### Work item
Among the records below, find the lines that contain "this" and copy each of them.

### Data
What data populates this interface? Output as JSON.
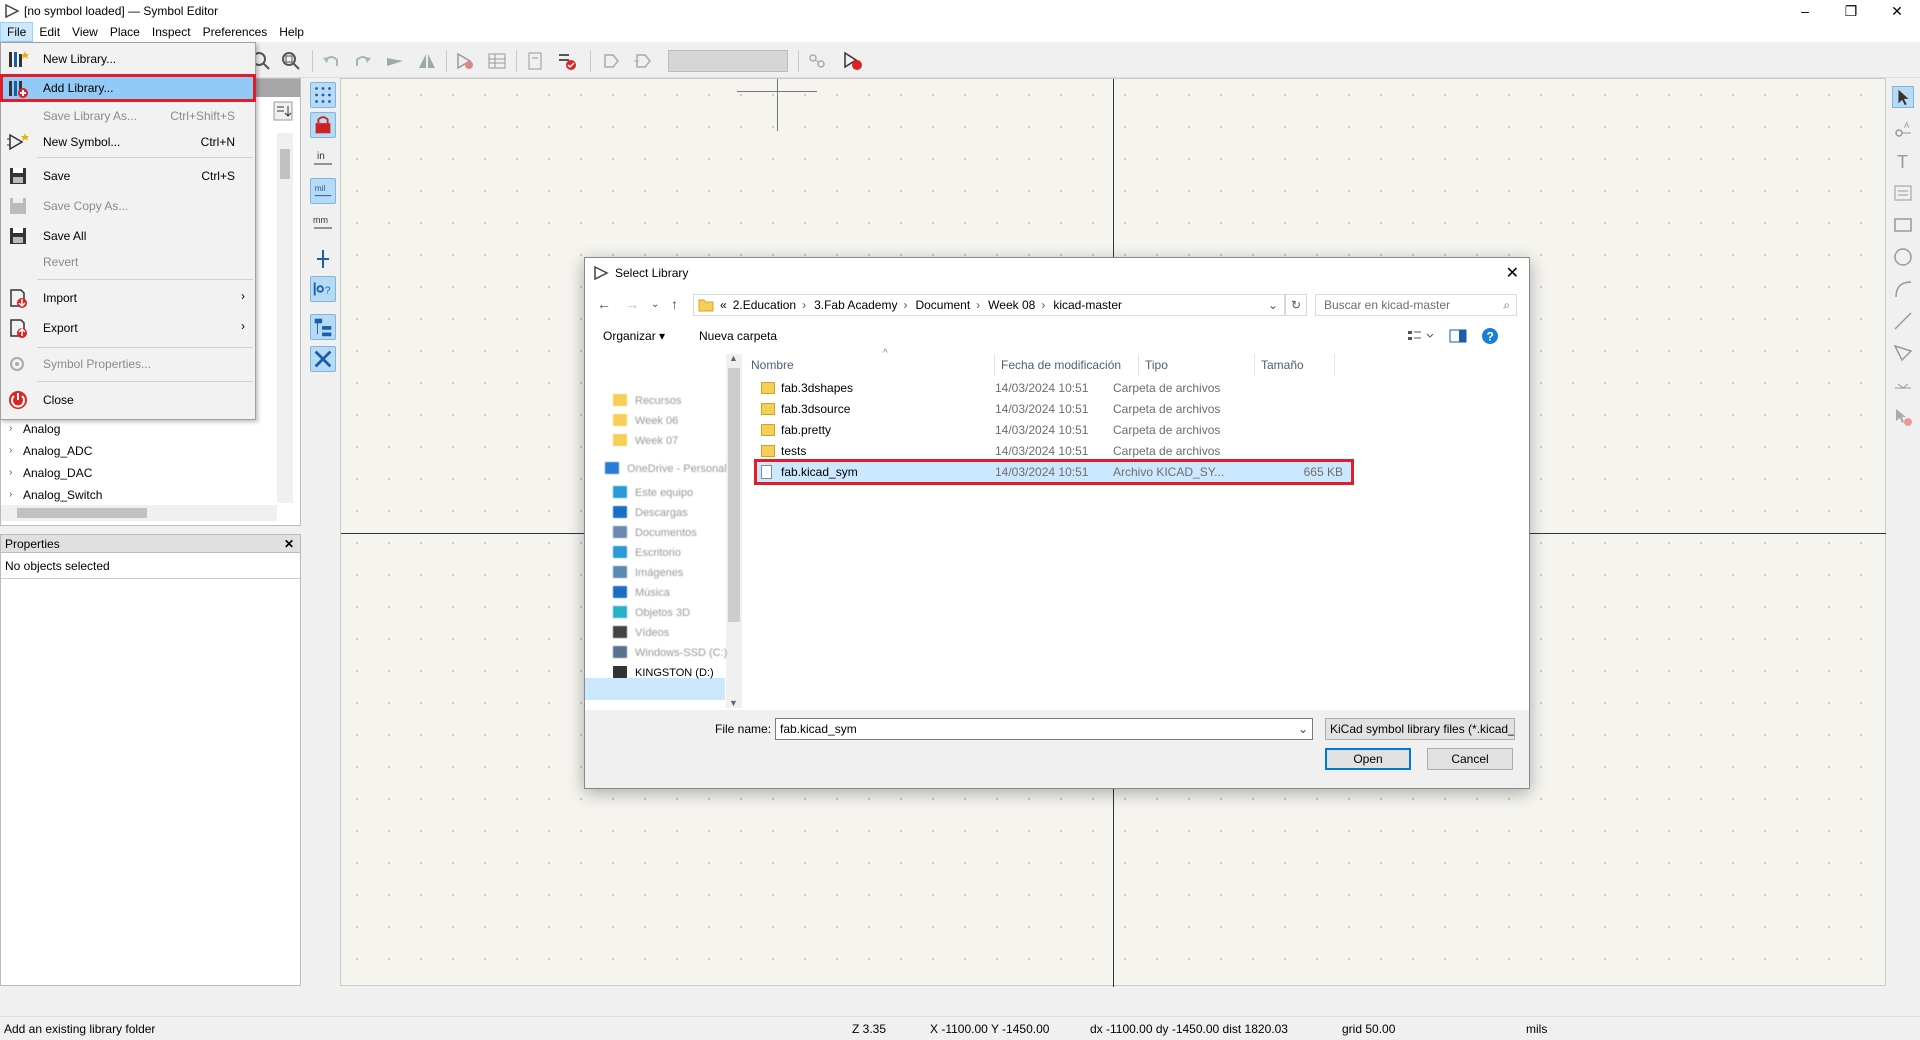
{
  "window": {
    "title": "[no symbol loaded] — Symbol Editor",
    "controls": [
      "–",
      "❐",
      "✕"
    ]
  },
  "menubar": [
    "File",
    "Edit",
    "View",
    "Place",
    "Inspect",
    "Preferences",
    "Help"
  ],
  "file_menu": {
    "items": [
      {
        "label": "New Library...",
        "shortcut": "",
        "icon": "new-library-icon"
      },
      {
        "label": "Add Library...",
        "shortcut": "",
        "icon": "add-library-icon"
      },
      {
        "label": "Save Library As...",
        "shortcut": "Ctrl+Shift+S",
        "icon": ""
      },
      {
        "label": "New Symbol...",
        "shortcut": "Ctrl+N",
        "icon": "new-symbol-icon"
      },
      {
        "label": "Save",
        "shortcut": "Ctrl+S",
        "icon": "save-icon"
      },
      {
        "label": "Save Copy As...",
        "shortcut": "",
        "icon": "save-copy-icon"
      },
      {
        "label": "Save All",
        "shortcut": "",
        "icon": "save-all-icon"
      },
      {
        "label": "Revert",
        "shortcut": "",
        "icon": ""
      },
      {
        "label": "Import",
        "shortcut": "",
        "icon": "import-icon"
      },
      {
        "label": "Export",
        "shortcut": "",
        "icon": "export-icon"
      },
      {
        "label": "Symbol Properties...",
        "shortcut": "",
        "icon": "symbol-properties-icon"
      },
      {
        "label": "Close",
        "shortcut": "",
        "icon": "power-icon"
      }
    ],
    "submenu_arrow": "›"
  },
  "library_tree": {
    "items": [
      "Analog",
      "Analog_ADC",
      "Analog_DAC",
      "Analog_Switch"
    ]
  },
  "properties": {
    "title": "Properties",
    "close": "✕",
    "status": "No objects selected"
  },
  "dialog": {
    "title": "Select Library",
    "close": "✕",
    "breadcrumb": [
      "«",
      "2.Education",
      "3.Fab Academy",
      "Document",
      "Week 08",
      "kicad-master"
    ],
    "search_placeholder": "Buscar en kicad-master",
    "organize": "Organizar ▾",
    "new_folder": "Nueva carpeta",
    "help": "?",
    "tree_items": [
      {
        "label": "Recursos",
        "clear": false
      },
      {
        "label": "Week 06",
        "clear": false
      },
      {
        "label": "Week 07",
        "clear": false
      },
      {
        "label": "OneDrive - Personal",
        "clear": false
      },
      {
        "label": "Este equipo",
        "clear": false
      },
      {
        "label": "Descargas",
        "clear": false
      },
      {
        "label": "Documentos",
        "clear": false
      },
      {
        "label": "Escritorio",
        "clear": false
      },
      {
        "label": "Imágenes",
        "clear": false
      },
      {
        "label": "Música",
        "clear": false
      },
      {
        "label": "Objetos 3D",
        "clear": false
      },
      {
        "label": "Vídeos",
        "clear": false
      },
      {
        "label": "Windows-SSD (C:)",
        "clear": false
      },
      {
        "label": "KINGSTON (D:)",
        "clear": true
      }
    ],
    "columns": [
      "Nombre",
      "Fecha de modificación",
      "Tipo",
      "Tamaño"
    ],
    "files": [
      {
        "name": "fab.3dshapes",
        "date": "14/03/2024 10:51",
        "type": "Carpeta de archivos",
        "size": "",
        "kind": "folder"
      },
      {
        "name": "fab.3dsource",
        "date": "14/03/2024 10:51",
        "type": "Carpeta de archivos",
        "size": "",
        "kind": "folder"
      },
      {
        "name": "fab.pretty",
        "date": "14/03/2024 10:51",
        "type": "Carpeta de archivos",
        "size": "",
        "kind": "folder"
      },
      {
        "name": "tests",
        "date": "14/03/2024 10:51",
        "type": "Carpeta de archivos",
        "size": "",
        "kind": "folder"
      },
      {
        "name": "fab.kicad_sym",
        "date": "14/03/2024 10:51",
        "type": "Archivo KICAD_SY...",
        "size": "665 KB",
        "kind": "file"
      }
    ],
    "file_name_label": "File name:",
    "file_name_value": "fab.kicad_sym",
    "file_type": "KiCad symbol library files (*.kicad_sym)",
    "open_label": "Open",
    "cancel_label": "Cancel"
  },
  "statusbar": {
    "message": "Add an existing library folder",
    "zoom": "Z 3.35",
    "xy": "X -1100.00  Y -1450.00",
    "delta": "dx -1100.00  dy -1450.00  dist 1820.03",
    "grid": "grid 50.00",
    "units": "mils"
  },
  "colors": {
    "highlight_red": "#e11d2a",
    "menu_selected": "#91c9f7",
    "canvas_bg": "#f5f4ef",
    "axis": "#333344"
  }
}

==

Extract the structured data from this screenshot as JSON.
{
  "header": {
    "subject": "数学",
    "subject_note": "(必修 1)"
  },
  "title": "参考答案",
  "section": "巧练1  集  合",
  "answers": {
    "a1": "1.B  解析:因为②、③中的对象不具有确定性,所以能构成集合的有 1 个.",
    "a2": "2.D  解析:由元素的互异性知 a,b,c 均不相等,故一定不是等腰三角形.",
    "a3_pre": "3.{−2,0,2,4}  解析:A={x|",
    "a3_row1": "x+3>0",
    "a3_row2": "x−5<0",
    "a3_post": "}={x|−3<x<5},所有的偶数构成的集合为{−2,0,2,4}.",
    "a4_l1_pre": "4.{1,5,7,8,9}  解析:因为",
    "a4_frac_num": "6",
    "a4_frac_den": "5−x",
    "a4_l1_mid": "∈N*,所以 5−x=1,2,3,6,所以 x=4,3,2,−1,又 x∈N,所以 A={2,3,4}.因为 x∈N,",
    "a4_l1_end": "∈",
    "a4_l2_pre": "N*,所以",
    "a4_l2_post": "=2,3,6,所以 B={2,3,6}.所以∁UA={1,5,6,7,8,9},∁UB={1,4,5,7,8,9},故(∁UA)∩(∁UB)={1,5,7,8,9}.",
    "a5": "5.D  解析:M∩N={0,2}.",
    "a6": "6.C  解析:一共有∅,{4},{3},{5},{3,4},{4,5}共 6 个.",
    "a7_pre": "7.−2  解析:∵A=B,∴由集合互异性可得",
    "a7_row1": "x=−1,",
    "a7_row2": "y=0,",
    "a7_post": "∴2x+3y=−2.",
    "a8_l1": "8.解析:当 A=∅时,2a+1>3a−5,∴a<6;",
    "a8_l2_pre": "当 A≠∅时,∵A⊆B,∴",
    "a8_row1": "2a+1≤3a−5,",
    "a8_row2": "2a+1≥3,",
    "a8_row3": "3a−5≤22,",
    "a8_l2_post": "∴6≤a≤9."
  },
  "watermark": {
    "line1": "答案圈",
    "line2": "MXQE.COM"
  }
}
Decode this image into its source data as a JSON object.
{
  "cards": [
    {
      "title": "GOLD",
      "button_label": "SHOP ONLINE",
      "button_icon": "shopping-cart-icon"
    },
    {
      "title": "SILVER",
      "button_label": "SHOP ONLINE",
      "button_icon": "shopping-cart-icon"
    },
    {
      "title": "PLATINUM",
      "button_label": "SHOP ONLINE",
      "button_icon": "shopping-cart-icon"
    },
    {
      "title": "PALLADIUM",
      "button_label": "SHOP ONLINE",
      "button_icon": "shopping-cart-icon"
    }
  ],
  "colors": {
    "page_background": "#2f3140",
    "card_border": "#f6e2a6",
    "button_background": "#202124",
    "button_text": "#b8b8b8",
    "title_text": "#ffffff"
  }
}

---

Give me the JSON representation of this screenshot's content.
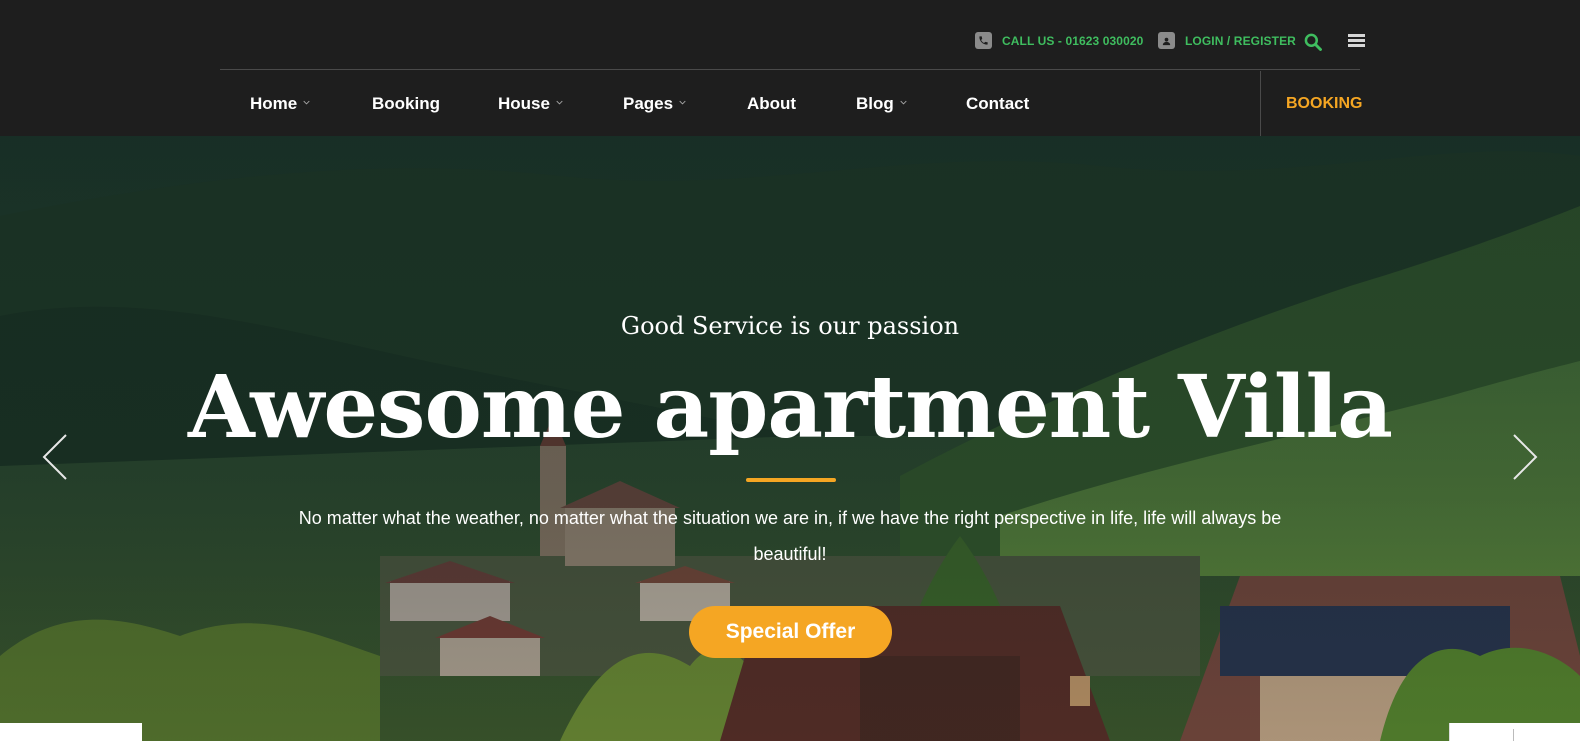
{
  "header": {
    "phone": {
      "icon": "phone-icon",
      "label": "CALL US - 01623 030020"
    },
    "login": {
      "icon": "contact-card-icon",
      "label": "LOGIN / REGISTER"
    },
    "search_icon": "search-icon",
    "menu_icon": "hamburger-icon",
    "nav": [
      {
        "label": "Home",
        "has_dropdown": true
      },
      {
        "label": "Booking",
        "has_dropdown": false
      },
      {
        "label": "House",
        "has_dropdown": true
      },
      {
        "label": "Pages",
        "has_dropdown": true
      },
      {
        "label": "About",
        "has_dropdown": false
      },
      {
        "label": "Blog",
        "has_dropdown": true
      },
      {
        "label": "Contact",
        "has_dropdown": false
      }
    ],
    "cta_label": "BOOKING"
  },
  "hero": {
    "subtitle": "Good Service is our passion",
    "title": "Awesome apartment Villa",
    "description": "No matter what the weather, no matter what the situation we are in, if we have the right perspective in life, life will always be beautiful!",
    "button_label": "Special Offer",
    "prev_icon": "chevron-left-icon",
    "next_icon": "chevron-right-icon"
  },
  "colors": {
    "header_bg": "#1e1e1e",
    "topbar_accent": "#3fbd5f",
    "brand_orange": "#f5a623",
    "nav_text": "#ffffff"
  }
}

### Response to the task
What data populates this interface? Output as JSON.
Extract the structured data from this screenshot as JSON.
Decode this image into its source data as a JSON object.
Give me the JSON representation of this screenshot's content.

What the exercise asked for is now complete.